Among the records, which lines hold the word "Debug"? Pick them out.
══════════════════════════════
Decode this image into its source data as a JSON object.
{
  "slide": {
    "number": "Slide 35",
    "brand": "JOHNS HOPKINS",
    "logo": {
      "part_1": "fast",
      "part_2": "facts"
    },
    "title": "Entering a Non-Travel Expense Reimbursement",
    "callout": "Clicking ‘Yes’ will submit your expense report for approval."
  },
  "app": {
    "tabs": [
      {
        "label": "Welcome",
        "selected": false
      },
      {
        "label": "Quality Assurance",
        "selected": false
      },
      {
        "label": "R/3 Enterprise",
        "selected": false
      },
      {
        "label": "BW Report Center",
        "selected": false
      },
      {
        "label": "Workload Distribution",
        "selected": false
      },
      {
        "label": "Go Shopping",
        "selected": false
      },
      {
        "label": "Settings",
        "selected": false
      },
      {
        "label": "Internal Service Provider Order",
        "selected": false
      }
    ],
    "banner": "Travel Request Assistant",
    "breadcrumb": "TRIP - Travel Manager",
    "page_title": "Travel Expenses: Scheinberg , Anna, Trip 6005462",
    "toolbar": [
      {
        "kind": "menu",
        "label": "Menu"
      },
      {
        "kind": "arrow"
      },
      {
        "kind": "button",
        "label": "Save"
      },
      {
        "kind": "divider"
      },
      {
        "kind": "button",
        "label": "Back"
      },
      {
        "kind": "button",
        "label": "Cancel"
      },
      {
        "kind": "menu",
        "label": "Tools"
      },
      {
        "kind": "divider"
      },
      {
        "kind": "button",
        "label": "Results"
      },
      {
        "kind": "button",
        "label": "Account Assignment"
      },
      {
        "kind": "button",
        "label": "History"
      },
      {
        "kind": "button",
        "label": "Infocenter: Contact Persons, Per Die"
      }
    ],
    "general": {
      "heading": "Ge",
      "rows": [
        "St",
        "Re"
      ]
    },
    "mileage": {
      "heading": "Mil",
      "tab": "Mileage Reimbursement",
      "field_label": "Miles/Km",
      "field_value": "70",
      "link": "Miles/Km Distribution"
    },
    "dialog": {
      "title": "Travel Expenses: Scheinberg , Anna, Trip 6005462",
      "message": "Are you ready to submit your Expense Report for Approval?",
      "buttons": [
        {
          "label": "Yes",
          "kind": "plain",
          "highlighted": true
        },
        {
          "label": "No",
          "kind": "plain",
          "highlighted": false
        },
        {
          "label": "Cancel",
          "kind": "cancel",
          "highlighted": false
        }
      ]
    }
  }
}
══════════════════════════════
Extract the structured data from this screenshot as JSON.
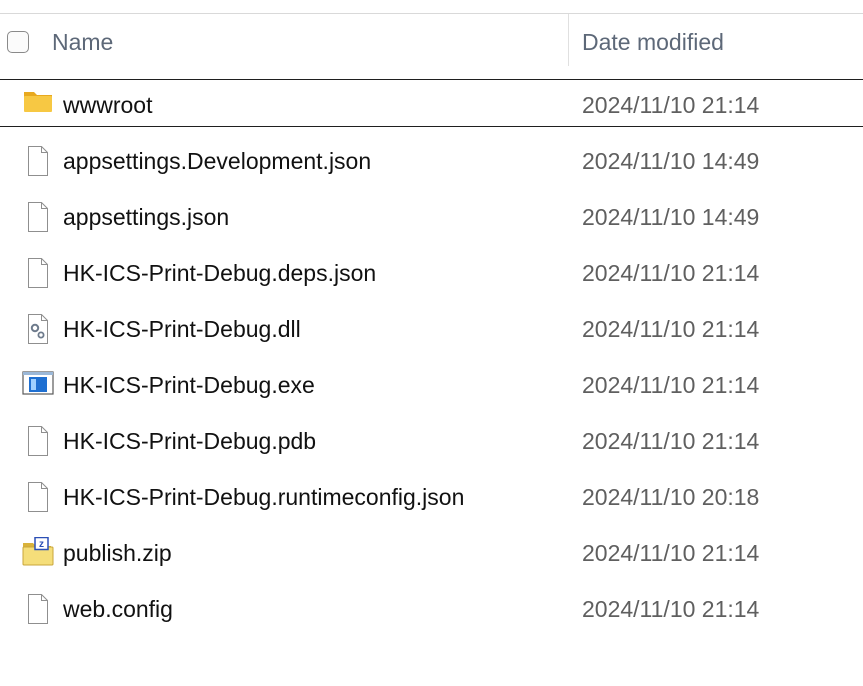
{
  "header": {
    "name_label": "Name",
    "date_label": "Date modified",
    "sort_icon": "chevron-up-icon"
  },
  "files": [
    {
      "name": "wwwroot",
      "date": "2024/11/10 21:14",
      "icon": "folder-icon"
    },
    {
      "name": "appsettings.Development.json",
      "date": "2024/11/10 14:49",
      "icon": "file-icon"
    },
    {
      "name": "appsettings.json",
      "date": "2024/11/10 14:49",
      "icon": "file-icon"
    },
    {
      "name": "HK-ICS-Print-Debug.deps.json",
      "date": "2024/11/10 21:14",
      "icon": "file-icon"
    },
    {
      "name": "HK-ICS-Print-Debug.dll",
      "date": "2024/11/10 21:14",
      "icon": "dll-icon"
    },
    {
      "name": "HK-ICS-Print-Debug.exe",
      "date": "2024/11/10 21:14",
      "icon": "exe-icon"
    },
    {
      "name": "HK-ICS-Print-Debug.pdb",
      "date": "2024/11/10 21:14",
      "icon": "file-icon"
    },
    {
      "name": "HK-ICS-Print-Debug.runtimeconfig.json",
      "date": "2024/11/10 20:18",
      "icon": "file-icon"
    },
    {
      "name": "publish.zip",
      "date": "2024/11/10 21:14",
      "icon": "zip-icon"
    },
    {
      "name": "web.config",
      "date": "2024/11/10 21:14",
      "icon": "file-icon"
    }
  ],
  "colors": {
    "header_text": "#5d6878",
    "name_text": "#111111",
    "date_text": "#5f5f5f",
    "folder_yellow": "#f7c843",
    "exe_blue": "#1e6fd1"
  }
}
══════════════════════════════
**Result of this exercise:**
      "name": "HK-ICS-Print-Debug.deps.json",
      "name": "HK-ICS-Print-Debug.dll",
      "name": "HK-ICS-Print-Debug.exe",
      "name": "HK-ICS-Print-Debug.pdb",
      "name": "HK-ICS-Print-Debug.runtimeconfig.json",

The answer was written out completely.